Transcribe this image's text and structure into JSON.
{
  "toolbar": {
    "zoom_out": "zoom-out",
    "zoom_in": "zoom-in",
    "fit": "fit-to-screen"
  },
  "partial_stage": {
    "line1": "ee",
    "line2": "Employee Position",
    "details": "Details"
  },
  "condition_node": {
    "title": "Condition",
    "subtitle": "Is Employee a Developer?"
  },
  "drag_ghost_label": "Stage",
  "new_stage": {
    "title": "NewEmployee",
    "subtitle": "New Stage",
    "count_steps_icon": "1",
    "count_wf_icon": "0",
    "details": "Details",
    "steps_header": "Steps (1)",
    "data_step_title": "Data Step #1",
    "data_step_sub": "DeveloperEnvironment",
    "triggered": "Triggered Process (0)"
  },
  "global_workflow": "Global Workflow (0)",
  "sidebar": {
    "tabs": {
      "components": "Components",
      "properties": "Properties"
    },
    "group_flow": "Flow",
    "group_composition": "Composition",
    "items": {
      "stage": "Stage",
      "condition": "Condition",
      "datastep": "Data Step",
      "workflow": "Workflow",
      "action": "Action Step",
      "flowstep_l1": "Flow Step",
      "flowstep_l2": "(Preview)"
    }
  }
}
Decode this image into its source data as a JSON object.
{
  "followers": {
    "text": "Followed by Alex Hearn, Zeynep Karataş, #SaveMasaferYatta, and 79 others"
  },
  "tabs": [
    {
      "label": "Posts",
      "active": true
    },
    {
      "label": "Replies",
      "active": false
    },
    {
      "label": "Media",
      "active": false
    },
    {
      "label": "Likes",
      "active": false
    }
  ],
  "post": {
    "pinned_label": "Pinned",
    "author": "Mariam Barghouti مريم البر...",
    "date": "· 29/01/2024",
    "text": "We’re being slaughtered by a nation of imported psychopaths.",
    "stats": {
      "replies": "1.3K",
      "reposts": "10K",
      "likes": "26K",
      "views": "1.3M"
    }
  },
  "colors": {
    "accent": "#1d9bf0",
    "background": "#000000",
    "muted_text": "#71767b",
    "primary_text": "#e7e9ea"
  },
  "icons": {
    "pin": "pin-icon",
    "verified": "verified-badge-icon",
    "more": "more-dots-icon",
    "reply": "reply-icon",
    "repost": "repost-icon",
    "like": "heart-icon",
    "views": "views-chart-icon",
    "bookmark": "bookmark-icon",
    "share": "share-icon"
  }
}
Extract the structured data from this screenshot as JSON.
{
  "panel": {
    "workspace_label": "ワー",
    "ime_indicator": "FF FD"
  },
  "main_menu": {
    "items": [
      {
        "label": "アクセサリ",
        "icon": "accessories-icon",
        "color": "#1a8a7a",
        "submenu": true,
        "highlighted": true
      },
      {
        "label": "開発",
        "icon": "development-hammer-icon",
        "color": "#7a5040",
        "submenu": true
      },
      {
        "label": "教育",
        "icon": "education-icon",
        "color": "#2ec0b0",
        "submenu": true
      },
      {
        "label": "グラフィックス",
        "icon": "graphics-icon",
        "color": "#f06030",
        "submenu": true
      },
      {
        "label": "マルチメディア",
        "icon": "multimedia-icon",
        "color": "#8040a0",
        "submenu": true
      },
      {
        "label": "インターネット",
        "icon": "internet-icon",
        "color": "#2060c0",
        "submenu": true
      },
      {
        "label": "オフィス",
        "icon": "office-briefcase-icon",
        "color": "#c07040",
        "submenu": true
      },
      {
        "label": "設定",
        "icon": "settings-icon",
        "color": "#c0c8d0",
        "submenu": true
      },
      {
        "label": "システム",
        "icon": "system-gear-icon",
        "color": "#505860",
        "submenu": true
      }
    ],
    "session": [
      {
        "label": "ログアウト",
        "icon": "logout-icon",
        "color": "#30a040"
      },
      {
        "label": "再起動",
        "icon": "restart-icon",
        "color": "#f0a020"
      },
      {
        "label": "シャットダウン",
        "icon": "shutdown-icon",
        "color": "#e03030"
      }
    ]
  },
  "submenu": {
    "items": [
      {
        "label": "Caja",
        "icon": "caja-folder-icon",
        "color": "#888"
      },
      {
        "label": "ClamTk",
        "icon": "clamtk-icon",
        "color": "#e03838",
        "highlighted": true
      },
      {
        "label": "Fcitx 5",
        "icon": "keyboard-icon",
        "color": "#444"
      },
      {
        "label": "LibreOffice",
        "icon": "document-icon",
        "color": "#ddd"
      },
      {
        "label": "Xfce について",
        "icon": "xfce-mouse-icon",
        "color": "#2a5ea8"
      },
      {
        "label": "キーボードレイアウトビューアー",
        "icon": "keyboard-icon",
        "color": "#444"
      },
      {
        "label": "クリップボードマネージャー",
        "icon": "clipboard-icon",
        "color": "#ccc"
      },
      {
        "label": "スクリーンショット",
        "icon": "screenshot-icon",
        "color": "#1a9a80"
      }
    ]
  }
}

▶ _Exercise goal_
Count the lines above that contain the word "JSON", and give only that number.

▶ _Response area_
3